Regular exercise can also help to alleviate cramps. Exercising might be the last thing you want to do when you’re in pain, but even low intensity exercise can help.
Try walking or gentle yoga if you don’t have the energy to do anything more intense.
Another non-medicinal way to treat cramps is with a heating pad. The heat can have a soothing effect on tight muscles and can reduce the severity of cramps.
When you have your period, you might want to curl up in a ball in bed and watch Gilmore Girls reruns while devouring a tub of chocolate ice cream.
As tempting as this sounds, it’s probably not the best thing for you.
Certain bad habits, such as remaining sedentary or eating junk food, can actually make period cramps worse.
Try to avoid:
- Junk food (foods that are high in sodium, sugar, or fat)
- Sitting or laying down for long periods of time (try to get a little exercise instead)
- Painkillers that contain aspirin, which is a blood thinner
In addition to being painful, heavy periods can be downright embarrassing. No one wants to deal with a period leak on their pants while they’re at school or work. Ugh!
Not only is it awkward, but leaks can also be a lot of work. Cleaning clothes and bed sheets every time you get your period is a major hassle.
The solution? Period-proof underwear!
Knix’s comfy period-proof underwear is both affordable and effective. A typical pair of these undies costs just $22-$24, and they provide worry-free protection.
How does it work? An extra absorbent pad with leak resistant backing is built into the underwear, and the pad is so thin, you won’t even notice it!
If exercising and eating a healthy diet doesn’t cut it, try over the counter medications. Just make sure to avoid anything that contains aspirin.
Aspirin is a blood thinner and it can make heavy periods worse. If you’re still in a lot of pain and nothing seems to do the trick, it might be a good idea to visit your doctor.
Visit the Doc
Your doctor may suggest a prescription medication or birth control pills to help manage your heavy flow and painful cramps.
Birth control reduces certain hormones which can reduce the severity of cramps in many women.
In many cases, heavy periods are not a cause for concern. However, menorrhagia can be a symptom of a health problem, such as:
- Hormonal imbalance
- Fibroids or polyps
- A bleeding disorder, such as Von Willebrand’s
Make sure to talk to your doctor if you’re concerned about your heavy periods. Many women don’t because they’re embarrassed or no one takes them seriously.
Doctors were always dismissive about my menorrhagia and other bleeding symptoms. I struggled with awful periods for nearly 20 years before I was finally diagnosed with a rare bleeding disorder called Factor V deficiency.
If you feel like your doctor isn’t listening to you, be persistent or see another doctor. You know your body better than anyone else does!
Tackling Heavy Periods
Heavy periods can be embarrassing and uncomfortable to talk about, but it’s time that we discussed this issue openly.
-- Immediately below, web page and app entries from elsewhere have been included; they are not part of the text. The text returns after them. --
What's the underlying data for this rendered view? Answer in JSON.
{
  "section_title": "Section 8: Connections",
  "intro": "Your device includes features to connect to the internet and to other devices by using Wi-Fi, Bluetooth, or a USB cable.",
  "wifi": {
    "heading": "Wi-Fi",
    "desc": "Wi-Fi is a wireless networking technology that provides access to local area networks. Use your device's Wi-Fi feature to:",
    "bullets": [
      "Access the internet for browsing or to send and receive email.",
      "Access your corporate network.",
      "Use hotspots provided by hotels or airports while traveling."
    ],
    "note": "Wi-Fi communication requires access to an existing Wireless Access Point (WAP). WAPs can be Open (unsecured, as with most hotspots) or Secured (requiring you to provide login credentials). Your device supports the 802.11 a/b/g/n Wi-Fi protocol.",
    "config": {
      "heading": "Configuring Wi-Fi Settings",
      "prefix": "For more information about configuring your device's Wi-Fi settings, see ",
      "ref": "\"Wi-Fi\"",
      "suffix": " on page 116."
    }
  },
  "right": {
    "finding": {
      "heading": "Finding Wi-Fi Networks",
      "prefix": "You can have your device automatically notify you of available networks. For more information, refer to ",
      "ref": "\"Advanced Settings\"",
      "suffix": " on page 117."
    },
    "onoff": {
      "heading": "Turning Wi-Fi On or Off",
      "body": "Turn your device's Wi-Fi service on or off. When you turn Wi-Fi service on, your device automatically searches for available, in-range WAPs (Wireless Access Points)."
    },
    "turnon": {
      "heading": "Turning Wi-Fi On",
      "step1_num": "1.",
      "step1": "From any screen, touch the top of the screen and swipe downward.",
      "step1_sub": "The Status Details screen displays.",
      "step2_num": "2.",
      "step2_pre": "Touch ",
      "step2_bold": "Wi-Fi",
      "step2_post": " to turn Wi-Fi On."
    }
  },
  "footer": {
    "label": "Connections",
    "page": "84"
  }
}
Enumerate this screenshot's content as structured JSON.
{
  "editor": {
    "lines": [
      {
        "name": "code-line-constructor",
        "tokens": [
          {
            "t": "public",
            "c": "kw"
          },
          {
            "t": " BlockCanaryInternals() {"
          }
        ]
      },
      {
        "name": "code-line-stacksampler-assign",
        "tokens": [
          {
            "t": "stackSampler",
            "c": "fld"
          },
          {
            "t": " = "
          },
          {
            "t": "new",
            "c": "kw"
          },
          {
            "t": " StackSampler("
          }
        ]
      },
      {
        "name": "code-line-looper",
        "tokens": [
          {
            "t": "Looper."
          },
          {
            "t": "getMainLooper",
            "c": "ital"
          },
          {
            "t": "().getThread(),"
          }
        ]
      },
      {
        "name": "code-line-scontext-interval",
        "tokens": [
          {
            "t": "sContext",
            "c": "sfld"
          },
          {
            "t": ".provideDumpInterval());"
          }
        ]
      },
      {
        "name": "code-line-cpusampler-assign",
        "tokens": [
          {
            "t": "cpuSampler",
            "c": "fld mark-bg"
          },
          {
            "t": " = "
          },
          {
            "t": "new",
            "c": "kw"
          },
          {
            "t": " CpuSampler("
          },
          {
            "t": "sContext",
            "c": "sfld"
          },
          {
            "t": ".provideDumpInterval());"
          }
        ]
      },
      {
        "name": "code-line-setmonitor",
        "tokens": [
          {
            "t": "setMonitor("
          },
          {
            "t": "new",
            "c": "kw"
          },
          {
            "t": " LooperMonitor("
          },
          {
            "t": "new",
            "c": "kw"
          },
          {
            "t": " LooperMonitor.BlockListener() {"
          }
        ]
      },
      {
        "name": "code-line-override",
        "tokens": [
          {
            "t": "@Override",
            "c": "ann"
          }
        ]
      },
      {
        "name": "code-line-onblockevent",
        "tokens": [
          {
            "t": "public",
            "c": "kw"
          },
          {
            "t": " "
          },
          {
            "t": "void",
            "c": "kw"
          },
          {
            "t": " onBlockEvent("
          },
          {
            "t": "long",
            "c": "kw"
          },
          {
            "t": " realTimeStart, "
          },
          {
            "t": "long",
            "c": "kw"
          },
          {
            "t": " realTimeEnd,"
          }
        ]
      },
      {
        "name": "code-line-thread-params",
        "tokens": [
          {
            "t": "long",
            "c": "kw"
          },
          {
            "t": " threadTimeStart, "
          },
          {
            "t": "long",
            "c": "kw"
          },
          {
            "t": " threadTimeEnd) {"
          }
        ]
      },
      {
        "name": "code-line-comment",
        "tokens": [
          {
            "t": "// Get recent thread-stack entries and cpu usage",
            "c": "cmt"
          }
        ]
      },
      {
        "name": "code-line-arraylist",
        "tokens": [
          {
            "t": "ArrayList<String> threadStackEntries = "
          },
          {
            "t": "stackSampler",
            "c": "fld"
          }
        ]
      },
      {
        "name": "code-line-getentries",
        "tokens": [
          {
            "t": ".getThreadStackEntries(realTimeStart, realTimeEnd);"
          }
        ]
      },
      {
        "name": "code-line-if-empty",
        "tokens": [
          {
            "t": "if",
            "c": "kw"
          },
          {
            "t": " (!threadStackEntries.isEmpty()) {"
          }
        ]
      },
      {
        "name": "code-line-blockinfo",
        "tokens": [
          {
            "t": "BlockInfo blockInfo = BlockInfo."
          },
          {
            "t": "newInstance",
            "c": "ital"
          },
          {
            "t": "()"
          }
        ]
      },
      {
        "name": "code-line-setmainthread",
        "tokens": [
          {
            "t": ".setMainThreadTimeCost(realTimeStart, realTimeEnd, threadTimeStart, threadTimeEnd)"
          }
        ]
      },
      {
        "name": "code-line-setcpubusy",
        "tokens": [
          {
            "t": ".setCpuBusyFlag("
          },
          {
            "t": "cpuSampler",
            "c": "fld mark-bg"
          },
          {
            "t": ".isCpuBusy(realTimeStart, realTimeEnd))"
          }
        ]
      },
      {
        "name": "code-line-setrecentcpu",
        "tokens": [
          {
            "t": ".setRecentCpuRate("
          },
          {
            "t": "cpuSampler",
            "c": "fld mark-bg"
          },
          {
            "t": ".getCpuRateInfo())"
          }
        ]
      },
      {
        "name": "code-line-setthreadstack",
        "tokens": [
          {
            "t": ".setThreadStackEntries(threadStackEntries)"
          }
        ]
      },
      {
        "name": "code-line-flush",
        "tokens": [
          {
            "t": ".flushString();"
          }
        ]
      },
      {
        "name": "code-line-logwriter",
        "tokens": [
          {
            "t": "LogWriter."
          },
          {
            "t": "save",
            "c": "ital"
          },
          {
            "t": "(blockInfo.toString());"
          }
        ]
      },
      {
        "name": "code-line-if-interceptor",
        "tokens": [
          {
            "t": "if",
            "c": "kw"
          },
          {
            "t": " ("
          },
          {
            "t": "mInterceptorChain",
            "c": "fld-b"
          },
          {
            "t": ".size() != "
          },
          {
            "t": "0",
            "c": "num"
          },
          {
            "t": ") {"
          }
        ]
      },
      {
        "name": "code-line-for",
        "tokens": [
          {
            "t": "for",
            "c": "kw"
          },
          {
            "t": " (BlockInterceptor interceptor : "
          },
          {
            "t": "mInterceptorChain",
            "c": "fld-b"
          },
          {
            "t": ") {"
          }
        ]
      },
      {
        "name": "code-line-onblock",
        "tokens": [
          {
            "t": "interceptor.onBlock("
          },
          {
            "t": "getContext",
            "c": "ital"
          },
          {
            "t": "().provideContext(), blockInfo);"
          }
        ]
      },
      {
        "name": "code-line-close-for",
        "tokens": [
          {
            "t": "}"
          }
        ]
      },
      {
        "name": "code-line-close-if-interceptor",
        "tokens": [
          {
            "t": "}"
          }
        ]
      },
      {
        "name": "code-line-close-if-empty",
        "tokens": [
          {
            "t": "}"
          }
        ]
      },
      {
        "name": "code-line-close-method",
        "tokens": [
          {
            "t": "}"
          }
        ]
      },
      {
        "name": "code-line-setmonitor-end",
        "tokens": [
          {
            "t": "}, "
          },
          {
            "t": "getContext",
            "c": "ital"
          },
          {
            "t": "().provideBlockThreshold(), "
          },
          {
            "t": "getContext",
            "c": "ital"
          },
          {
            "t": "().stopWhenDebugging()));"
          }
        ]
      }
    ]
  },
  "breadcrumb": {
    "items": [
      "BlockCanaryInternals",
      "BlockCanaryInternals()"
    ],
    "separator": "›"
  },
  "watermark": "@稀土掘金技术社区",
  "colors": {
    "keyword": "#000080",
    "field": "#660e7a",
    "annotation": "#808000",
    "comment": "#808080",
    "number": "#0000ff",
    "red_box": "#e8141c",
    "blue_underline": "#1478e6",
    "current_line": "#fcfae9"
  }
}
Millions of women struggle with difficult periods and many of them suffer in silence. Try the tips above to help manage your periods and make sure to see a doctor if needed.
***Disclaimer: I am not a medical professional. The tips in this article are not meant to replace the advice of a trained physician. Always consult your doctor for medical advice.